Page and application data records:
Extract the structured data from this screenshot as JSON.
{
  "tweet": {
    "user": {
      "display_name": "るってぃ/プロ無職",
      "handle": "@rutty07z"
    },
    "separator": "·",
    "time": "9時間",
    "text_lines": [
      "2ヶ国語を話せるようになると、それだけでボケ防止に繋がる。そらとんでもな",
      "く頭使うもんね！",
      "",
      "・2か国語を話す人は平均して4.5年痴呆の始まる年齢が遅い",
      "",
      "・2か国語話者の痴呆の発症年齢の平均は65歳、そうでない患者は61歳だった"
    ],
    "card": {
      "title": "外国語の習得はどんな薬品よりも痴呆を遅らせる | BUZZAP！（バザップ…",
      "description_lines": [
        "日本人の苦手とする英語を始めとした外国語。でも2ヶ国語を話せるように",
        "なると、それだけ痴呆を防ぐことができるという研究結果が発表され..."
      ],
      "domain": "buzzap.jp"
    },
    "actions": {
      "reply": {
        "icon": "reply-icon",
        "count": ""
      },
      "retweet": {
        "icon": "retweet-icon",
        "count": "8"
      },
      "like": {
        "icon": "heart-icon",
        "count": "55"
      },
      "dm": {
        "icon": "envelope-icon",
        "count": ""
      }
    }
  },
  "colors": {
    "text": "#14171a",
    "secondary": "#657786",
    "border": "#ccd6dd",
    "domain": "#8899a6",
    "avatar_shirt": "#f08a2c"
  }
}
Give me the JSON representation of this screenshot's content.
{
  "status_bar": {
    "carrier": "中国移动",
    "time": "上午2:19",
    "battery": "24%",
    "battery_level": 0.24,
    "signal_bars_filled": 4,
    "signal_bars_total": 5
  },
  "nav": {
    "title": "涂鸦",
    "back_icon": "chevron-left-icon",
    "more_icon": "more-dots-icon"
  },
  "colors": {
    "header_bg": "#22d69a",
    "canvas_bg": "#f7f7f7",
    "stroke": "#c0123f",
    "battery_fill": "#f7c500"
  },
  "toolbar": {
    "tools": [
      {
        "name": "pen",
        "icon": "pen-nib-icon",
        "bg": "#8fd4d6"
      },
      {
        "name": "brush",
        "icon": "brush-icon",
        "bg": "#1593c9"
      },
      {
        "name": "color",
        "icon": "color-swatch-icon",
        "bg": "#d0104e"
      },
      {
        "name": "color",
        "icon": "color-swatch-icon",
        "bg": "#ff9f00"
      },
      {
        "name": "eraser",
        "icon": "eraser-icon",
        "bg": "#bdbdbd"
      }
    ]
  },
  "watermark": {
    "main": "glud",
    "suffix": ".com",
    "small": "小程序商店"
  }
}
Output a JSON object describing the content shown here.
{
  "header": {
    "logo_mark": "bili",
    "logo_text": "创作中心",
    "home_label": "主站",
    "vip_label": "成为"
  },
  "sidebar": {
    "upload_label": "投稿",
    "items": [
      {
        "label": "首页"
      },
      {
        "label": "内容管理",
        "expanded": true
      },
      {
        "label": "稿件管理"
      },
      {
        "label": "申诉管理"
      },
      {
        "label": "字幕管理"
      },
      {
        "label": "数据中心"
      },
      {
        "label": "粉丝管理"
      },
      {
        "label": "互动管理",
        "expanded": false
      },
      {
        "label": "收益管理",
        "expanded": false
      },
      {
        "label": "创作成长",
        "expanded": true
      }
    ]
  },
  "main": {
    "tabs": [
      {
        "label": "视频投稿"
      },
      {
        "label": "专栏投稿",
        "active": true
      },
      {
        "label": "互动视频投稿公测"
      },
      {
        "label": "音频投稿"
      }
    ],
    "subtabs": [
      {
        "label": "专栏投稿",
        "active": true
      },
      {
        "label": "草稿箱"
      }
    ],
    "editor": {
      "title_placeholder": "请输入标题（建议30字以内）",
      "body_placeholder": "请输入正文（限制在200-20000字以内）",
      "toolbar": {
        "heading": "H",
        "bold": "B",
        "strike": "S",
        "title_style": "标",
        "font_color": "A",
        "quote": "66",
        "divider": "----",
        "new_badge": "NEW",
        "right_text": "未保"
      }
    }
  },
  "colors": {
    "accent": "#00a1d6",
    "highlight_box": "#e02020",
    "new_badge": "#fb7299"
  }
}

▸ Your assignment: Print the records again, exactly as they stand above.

▸ Solution for this exercise:
Extract the structured data from this screenshot as JSON.
{
  "tweet": {
    "user": {
      "display_name": "るってぃ/プロ無職",
      "handle": "@rutty07z"
    },
    "separator": "·",
    "time": "9時間",
    "text_lines": [
      "2ヶ国語を話せるようになると、それだけでボケ防止に繋がる。そらとんでもな",
      "く頭使うもんね！",
      "",
      "・2か国語を話す人は平均して4.5年痴呆の始まる年齢が遅い",
      "",
      "・2か国語話者の痴呆の発症年齢の平均は65歳、そうでない患者は61歳だった"
    ],
    "card": {
      "title": "外国語の習得はどんな薬品よりも痴呆を遅らせる | BUZZAP！（バザップ…",
      "description_lines": [
        "日本人の苦手とする英語を始めとした外国語。でも2ヶ国語を話せるように",
        "なると、それだけ痴呆を防ぐことができるという研究結果が発表され..."
      ],
      "domain": "buzzap.jp"
    },
    "actions": {
      "reply": {
        "icon": "reply-icon",
        "count": ""
      },
      "retweet": {
        "icon": "retweet-icon",
        "count": "8"
      },
      "like": {
        "icon": "heart-icon",
        "count": "55"
      },
      "dm": {
        "icon": "envelope-icon",
        "count": ""
      }
    }
  },
  "colors": {
    "text": "#14171a",
    "secondary": "#657786",
    "border": "#ccd6dd",
    "domain": "#8899a6",
    "avatar_shirt": "#f08a2c"
  }
}
Give me the JSON representation of this screenshot's content.
{
  "status_bar": {
    "carrier": "中国移动",
    "time": "上午2:19",
    "battery": "24%",
    "battery_level": 0.24,
    "signal_bars_filled": 4,
    "signal_bars_total": 5
  },
  "nav": {
    "title": "涂鸦",
    "back_icon": "chevron-left-icon",
    "more_icon": "more-dots-icon"
  },
  "colors": {
    "header_bg": "#22d69a",
    "canvas_bg": "#f7f7f7",
    "stroke": "#c0123f",
    "battery_fill": "#f7c500"
  },
  "toolbar": {
    "tools": [
      {
        "name": "pen",
        "icon": "pen-nib-icon",
        "bg": "#8fd4d6"
      },
      {
        "name": "brush",
        "icon": "brush-icon",
        "bg": "#1593c9"
      },
      {
        "name": "color",
        "icon": "color-swatch-icon",
        "bg": "#d0104e"
      },
      {
        "name": "color",
        "icon": "color-swatch-icon",
        "bg": "#ff9f00"
      },
      {
        "name": "eraser",
        "icon": "eraser-icon",
        "bg": "#bdbdbd"
      }
    ]
  },
  "watermark": {
    "main": "glud",
    "suffix": ".com",
    "small": "小程序商店"
  }
}
Output a JSON object describing the content shown here.
{
  "header": {
    "logo_mark": "bili",
    "logo_text": "创作中心",
    "home_label": "主站",
    "vip_label": "成为"
  },
  "sidebar": {
    "upload_label": "投稿",
    "items": [
      {
        "label": "首页"
      },
      {
        "label": "内容管理",
        "expanded": true
      },
      {
        "label": "稿件管理"
      },
      {
        "label": "申诉管理"
      },
      {
        "label": "字幕管理"
      },
      {
        "label": "数据中心"
      },
      {
        "label": "粉丝管理"
      },
      {
        "label": "互动管理",
        "expanded": false
      },
      {
        "label": "收益管理",
        "expanded": false
      },
      {
        "label": "创作成长",
        "expanded": true
      }
    ]
  },
  "main": {
    "tabs": [
      {
        "label": "视频投稿"
      },
      {
        "label": "专栏投稿",
        "active": true
      },
      {
        "label": "互动视频投稿公测"
      },
      {
        "label": "音频投稿"
      }
    ],
    "subtabs": [
      {
        "label": "专栏投稿",
        "active": true
      },
      {
        "label": "草稿箱"
      }
    ],
    "editor": {
      "title_placeholder": "请输入标题（建议30字以内）",
      "body_placeholder": "请输入正文（限制在200-20000字以内）",
      "toolbar": {
        "heading": "H",
        "bold": "B",
        "strike": "S",
        "title_style": "标",
        "font_color": "A",
        "quote": "66",
        "divider": "----",
        "new_badge": "NEW",
        "right_text": "未保"
      }
    }
  },
  "colors": {
    "accent": "#00a1d6",
    "highlight_box": "#e02020",
    "new_badge": "#fb7299"
  }
}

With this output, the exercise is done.